Create a tangible memory in dedication to the pet. Though there is not usually a formal memorial service for a pet, you can honor the deceased in creative and positive ways with your child. This can help provide closure and can be comforting. Some suggestions:
• Take a walk with your family on the regular route you walked your dog. Talk about the dog and share funny stories and memories. You can even take along some sidewalk chalk and draw memorial words and pictures together along the route.
• Allow your child to paint a picture of the pet. Frame it and hang it in a place of honor in the house.
• Print pictures of the pet and allow your child to create a collage to hang in his or her room.
• Work with your child to create a digital slide show set to music in honor of the pet.
• Have your child write and illustrate a book about the pet and have it printed as a keepsake.
• Make a stepping stone for the garden in honor of the pet.
• Have a celebration of life party for the pet. Make a special meal to have as a family and talk about the pet over dinner.
There is no timetable on grief. Remember that every child will grieve differently. Your child may seem to go on as if nothing happened, or she may be down in the dumps for weeks or longer. Allow your child the time they need to process the death and grieve.
The death of a pet is a profound time in your child’s life. It’s personal. It’s heartbreaking. But remember that it’s also a time of growth. It’s an opportunity for your child to gain valuable life experience and grow and come to know him or herself as a person. It’s also a time to bond with your child and get to know each other better.
I believe that out of every negative comes something positive.
Grow. Live.
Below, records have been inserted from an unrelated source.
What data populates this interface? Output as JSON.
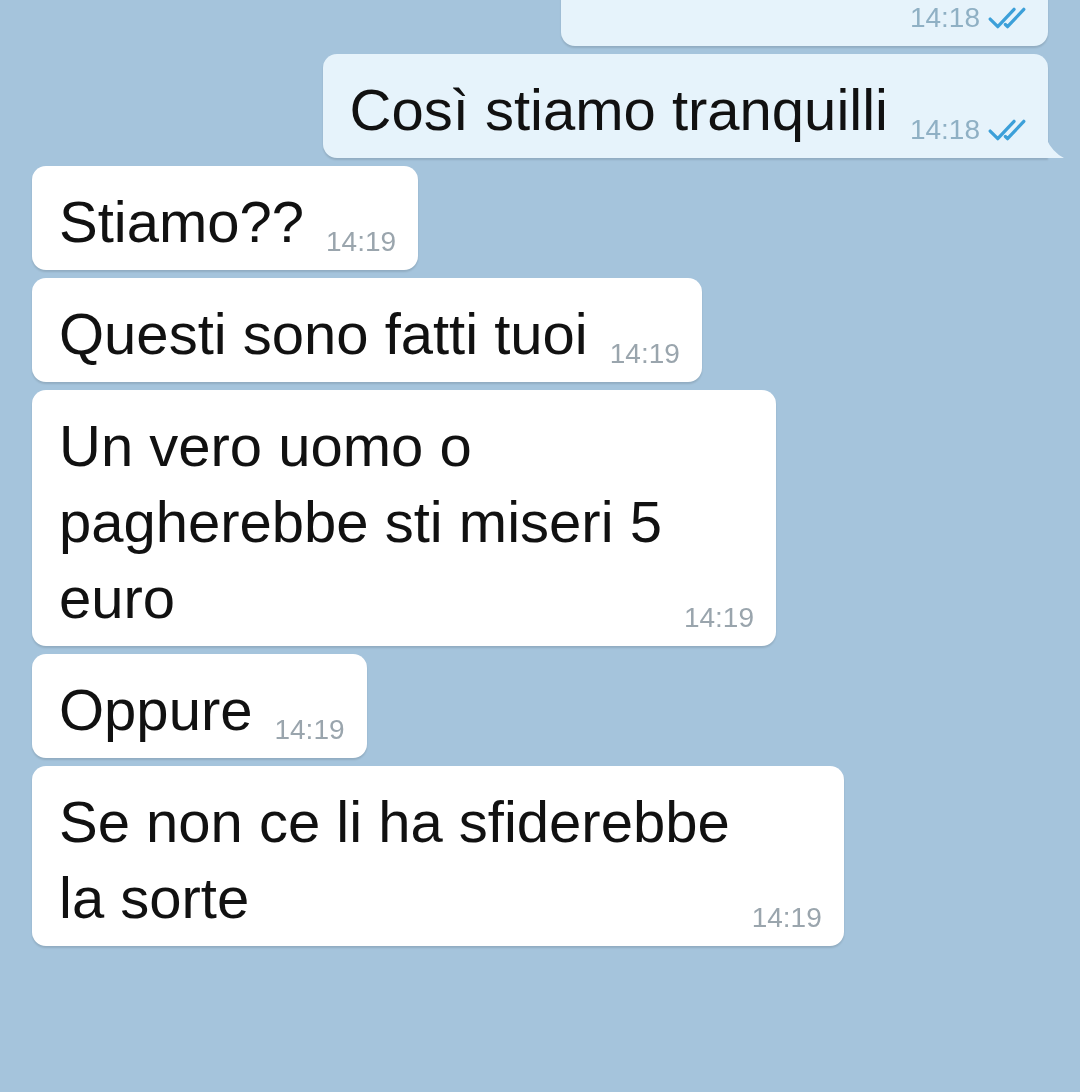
{
  "messages": [
    {
      "kind": "outgoing",
      "time": "14:18",
      "read": true,
      "tail": false
    },
    {
      "kind": "outgoing",
      "text": "Così stiamo tranquilli",
      "time": "14:18",
      "read": true,
      "tail": true
    },
    {
      "kind": "incoming",
      "text": "Stiamo??",
      "time": "14:19"
    },
    {
      "kind": "incoming",
      "text": "Questi sono fatti tuoi",
      "time": "14:19"
    },
    {
      "kind": "incoming",
      "text": "Un vero uomo o\npagherebbe sti miseri 5\neuro",
      "time": "14:19"
    },
    {
      "kind": "incoming",
      "text": "Oppure",
      "time": "14:19"
    },
    {
      "kind": "incoming",
      "text": "Se non ce li ha sfiderebbe\nla sorte",
      "time": "14:19"
    }
  ]
}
Love and appreciate every day. And miss your pet. It’s okay.
a personal side note
Since death is such an intimate matter, and you may wonder how I am qualified to speak about it, I wanted to share a bit of my personal story with you.
As a young child, I dealt with the death of a beloved dog and cat, Linus and Woody, a rabbit named Ernie, and too many fish to name. The greatest blow was when my mother passed away when I was eight years old. My family–as all families do–did a lot of good during those difficult times and also made some mistakes. We all make mistakes, and we learn from them.
As a mother and professional pet sitter, our family has dealt not only with the deaths of some of our own pets, but the deaths of many clients’ pets whom we have grown to love (my children often accompany me on pet sitting visits). On one horrifying occasion, a client’s pet died of natural causes in my arms as my children looked on.
Every situation is different. Every family’s set of beliefs is different. I hope this article brings you some source of comfort if you are going through this presently. If you are reading this in preparation, I wish you the best in the inevitable journey ahead.
DISCLAIMER: I am not a mental health professional. I speak only from personal experience. If you or your child suffers debilitating psychological symptoms following the death of a pet or other difficult circumstance, please seek professional help immediately.
How has your family dealt with the loss of a pet? Please share your story so others can take comfort and learn.